Forecast for 2010: The Rise of Hybrid Clouds

For companies protective of their IT operations and data, wholesale public cloud computing adoption can be a difficult pill to swallow. But cloud momentum is too strong a trend to ignore. Enter the hybrid cloud — a panacea of sorts, enabling companies to maintain a mix of on-premise and off-premise cloud computing resources, both public and private, managed through a common framework to simplify operations. This concept has steadily gathered steam over the last year and a half, and now appears poised to capture the minds, and wallets, of corporations in 2010.

First, let’s take a look at the reasons leading corporations to consider hybrid clouds, then the means for them to get there. Data security and control are most frequently mentioned as the drivers for corporations to own and manage a portion of their infrastructure. Most corporations have longstanding cultural biases toward keeping core IT assets in-house that are unlikely to change anytime soon.

That said, companies also want to take advantage of public cloud resources. One reason hybrid clouds are proliferating is to enable “cloudbursting,” or the ability to seamlessly and automatically grow workloads into public cloud resources for a period of time, and then decommission them once the heavy loads subside. For industries such as finance and health care, compliance regulations limit the number of public cloud offerings they can use, forcing some of their infrastructure to remain in-house.

Simple negotiating leverage will lead companies not to put all of their eggs in one public cloud basket, and maintaining private infrastructure provides one way to control, although not necessarily minimize, infrastructure costs. Also, the demands of a typical enterprise do not have the wide load swings of web applications, and in the cases where resource demand can be forecasted, owning infrastructure as a financed capital expense can be more advantageous than high monthly operating expenses.

The hybrid cloud market is being addressed by large technology vendors as well as open-source software projects in what might be classified as the ultimate battle between lock-in and unlock. On the large vendor side, VMware has been busy enabling both enterprises and service providers with a range of virtualization tools to deliver migration of virtual machines between on-premise and off-premise infrastructures. The company’s vCloud Express initiative allows service providers to offer infrastructure as a service offerings for enterprises while maintaining compatibility with internal VMware deployments.

HP (s hpq) recently announced three offerings aimed at companies using both physical on-premise and cloud servers, including HP Operations Orchestration for provisioning, HP Cloud Assure for cost control, and HP Communications as a Service for service providers to offer small businesses on-demand solutions.

Microsoft (s msft) has focused its Azure cloud platform on enterprises that can use the same Windows and .NET development frameworks on services internally and on the cloud. See our posts “Microsoft Azure Walks a Thin Blue Line” and “Will Microsoft Drive Cloud Revenues in 2010?” Even Amazon (s amz) has started to reach towards hybrid deployment models with its Virtual Private Cloud service positioned as “a secure and seamless bridge between a company‚Äôs existing IT infrastructure and the AWS cloud.”

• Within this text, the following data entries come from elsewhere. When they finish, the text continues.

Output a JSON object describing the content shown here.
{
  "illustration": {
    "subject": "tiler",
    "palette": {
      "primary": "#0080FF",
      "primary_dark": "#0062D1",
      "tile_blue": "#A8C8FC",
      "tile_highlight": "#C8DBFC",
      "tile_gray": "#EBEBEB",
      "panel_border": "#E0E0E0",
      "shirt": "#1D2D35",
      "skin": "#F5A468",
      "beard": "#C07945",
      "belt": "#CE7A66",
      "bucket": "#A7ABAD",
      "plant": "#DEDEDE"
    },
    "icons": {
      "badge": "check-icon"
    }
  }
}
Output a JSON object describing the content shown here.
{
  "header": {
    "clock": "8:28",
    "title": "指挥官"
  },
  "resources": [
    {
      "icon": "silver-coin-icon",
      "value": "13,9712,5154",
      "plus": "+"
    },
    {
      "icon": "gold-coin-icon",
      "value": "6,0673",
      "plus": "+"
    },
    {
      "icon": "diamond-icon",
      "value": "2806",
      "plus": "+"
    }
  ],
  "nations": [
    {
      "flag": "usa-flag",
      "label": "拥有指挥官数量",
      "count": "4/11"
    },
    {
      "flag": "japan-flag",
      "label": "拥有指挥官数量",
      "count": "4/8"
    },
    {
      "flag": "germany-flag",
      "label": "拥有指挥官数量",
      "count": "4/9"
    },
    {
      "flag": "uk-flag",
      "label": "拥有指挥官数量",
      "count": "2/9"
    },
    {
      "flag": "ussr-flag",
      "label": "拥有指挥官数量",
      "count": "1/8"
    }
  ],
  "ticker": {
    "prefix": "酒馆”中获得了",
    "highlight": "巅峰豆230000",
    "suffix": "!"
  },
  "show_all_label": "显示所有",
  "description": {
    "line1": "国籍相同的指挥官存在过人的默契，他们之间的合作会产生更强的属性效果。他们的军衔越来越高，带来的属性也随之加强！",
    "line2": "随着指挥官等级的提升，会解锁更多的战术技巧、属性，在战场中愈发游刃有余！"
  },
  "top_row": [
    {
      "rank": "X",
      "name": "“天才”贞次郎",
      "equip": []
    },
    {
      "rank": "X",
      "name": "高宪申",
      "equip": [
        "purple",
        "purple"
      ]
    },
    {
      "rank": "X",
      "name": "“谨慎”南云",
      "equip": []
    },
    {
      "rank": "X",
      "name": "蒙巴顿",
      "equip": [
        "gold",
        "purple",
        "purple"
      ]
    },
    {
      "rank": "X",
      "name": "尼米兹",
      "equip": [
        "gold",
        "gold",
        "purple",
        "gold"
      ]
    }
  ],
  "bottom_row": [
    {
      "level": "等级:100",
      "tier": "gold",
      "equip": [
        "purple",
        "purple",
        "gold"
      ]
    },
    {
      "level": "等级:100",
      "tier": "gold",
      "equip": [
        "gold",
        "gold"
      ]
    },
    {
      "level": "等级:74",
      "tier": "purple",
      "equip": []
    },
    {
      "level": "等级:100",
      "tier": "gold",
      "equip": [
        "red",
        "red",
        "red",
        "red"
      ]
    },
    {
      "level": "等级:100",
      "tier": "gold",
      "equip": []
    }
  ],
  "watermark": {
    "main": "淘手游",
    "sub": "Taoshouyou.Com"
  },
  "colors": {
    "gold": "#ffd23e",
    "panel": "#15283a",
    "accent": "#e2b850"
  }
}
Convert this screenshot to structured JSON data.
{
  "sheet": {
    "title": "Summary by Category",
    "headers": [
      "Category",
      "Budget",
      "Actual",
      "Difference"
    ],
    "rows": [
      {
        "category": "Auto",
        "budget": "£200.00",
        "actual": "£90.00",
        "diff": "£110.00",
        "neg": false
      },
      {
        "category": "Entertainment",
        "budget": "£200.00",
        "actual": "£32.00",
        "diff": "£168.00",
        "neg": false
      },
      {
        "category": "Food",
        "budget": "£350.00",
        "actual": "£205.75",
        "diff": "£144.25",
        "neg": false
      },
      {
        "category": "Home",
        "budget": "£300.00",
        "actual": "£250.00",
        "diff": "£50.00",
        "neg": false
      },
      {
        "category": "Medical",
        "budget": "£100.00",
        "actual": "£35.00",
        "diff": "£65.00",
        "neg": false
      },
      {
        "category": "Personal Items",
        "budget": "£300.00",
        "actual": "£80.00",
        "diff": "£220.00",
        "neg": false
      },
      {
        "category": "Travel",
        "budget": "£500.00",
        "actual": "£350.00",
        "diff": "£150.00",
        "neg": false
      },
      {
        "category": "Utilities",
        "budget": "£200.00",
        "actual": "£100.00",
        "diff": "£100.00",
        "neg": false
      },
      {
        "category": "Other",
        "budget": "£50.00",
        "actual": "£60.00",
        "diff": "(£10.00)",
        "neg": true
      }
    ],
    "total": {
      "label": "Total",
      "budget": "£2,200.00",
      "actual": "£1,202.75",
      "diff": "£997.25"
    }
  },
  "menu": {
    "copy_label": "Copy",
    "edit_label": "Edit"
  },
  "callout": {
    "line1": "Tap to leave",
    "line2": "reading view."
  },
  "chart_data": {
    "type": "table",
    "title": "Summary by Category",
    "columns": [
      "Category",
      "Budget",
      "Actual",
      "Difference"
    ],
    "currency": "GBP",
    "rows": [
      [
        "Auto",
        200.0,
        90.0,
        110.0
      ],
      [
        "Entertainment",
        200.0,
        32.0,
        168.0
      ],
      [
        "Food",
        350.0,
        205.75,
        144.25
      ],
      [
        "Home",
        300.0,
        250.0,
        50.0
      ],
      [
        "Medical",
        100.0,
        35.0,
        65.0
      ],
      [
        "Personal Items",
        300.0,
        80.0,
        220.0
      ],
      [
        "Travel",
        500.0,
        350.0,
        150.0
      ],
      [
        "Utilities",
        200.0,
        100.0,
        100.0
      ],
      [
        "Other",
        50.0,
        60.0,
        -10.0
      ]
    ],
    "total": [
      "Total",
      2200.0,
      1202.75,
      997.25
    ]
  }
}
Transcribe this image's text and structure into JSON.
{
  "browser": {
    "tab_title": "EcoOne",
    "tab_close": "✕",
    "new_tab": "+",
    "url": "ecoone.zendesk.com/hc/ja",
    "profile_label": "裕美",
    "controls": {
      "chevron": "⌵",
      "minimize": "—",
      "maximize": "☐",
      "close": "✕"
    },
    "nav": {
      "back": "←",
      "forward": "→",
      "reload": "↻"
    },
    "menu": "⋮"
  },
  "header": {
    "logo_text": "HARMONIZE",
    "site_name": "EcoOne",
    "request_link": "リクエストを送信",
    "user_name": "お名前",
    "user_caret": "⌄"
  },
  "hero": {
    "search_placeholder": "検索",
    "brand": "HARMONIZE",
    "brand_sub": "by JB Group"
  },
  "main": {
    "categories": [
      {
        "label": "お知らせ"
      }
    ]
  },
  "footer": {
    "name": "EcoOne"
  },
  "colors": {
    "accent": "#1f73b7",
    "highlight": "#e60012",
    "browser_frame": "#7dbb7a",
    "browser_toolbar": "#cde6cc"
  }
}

Approaching the market from another direction is a set of companies and open-source software projects that provide on-premise and public cloud integration. Eucalyptus is perhaps the best known in this category and provides open-source software infrastructure for on-premise cloud computing. Eucalyptus includes the ability to work within VMware environments and provision resources to Amazon Web Services.

Open Nebula, an open-source project out of the Distributed Systems Architecture Group at the Complutense University of Madrid, creates a new virtualization layer that “supports the dynamic execution of multi-tier services on a distributed infrastructure consisting of both data center resources and remote cloud resources.” And Nimbus, focused primarily on the scientific community, also provides a virtualization framework to help manage cloud deployments for infrastructure as a service.

The good news for enterprises considering hybrid cloud computing deployments is the range of options on the table. From the fully integrated end-to-end solutions like VMware or Azure, to the open-source solutions that provide more choice, the time is right to jump in and benefit from the cost savings, flexibility, and technology advances delivered by hybrid clouds.